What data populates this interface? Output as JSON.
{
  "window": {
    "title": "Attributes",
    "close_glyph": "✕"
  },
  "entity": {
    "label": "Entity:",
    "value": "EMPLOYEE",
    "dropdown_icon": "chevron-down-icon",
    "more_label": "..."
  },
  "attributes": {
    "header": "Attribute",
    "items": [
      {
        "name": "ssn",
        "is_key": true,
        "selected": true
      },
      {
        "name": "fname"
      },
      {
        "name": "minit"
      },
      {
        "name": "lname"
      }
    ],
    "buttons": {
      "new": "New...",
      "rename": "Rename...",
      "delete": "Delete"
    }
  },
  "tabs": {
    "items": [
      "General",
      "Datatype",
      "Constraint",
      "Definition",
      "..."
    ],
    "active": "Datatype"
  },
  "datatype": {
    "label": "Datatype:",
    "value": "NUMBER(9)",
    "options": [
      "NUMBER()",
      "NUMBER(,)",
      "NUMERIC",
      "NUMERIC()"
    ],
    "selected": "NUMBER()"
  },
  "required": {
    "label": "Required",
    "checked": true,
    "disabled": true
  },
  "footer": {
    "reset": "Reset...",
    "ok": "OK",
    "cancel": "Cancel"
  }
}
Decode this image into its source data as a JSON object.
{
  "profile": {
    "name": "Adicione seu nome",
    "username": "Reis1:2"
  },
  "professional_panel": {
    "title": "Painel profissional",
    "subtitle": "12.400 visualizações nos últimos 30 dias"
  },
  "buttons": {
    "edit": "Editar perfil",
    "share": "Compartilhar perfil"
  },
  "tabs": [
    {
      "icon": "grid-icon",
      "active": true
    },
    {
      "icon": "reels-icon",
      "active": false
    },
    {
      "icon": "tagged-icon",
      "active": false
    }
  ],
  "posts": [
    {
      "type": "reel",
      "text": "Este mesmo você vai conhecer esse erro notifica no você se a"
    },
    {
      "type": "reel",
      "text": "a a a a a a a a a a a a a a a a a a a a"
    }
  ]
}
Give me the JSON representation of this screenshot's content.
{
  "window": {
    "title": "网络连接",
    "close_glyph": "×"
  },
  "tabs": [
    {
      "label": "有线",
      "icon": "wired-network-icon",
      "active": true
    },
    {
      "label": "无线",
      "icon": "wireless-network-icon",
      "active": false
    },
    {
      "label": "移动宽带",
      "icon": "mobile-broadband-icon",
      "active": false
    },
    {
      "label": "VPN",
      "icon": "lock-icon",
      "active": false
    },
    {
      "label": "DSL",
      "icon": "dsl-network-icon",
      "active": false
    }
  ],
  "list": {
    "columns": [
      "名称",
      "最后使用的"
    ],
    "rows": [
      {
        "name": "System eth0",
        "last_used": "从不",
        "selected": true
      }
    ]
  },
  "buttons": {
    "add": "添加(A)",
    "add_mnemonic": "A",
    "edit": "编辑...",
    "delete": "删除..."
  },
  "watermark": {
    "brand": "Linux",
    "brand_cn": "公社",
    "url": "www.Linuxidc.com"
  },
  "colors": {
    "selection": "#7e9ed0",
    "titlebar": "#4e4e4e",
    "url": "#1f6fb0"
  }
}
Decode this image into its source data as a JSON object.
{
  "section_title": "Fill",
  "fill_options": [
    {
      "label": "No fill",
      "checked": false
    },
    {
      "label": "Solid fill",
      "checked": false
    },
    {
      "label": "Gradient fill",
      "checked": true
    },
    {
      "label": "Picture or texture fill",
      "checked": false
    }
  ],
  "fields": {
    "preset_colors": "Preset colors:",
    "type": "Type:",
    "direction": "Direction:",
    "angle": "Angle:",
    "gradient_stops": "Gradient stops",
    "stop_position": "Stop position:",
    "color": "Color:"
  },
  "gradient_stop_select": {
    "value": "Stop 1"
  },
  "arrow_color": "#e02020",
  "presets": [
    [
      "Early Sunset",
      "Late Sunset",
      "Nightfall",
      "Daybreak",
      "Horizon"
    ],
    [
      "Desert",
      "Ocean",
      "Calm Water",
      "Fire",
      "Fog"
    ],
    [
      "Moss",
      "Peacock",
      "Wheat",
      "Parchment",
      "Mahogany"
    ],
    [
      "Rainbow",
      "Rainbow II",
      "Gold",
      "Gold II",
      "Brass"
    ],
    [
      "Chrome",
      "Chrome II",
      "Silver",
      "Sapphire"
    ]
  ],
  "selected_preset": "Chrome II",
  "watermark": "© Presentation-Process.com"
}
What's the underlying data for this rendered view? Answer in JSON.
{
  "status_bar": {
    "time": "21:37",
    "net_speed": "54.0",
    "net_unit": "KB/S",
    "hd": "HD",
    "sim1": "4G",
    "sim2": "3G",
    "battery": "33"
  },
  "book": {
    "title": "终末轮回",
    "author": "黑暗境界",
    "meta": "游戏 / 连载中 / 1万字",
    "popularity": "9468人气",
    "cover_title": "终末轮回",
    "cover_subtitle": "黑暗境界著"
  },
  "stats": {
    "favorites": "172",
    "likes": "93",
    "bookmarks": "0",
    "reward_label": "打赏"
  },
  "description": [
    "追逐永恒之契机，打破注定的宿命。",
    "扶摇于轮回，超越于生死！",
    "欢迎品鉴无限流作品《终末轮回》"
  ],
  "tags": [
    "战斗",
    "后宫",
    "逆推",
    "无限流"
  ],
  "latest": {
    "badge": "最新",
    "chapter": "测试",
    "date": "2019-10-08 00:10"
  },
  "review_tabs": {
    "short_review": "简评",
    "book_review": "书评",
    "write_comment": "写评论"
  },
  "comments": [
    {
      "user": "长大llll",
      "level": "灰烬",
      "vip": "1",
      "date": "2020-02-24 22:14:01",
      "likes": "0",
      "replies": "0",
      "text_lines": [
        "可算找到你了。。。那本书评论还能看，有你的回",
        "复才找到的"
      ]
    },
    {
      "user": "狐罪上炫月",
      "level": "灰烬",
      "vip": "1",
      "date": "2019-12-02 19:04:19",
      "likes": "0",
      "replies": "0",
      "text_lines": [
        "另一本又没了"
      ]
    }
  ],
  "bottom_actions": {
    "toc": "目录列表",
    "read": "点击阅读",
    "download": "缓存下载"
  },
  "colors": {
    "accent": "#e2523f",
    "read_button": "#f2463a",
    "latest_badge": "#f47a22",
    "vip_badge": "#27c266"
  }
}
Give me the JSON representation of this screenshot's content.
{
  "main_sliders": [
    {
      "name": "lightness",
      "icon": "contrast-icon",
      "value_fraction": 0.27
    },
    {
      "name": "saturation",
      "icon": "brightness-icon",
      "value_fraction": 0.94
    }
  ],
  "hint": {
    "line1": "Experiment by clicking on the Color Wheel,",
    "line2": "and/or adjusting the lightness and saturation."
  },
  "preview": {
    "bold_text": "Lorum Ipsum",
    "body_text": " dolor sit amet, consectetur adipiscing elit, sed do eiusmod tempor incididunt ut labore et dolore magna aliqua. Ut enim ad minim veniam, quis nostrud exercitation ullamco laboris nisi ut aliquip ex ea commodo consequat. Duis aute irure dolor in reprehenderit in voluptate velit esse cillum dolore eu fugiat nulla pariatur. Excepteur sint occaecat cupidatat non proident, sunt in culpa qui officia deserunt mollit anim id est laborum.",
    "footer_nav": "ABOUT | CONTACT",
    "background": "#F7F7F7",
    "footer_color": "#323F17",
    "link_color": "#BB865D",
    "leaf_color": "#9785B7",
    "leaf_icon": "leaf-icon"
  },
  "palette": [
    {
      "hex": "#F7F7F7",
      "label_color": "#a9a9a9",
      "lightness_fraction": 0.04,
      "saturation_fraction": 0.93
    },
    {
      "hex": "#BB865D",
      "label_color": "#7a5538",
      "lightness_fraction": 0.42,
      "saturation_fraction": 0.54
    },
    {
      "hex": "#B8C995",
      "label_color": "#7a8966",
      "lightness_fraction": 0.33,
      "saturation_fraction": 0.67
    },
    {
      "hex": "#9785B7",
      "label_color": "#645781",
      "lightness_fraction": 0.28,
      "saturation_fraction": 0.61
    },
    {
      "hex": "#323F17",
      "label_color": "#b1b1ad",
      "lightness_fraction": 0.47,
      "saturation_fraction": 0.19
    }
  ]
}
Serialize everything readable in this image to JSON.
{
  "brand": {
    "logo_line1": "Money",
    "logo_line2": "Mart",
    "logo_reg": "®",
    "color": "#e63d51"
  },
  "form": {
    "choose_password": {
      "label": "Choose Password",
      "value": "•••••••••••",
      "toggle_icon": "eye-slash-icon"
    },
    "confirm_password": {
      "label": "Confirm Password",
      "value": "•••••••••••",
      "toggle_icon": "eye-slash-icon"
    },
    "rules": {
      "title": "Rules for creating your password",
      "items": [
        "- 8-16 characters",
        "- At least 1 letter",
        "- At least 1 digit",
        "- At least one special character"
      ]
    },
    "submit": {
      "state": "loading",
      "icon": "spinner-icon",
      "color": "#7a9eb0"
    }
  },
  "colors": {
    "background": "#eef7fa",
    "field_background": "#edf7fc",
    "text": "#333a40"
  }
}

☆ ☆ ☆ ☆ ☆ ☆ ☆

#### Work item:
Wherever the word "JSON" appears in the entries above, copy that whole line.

#### Completed exercise:
What data populates this interface? Output as JSON.
Decode this image into its source data as a JSON object.
Give me the JSON representation of this screenshot's content.
Decode this image into its source data as a JSON object.
What's the underlying data for this rendered view? Answer in JSON.
Give me the JSON representation of this screenshot's content.
Serialize everything readable in this image to JSON.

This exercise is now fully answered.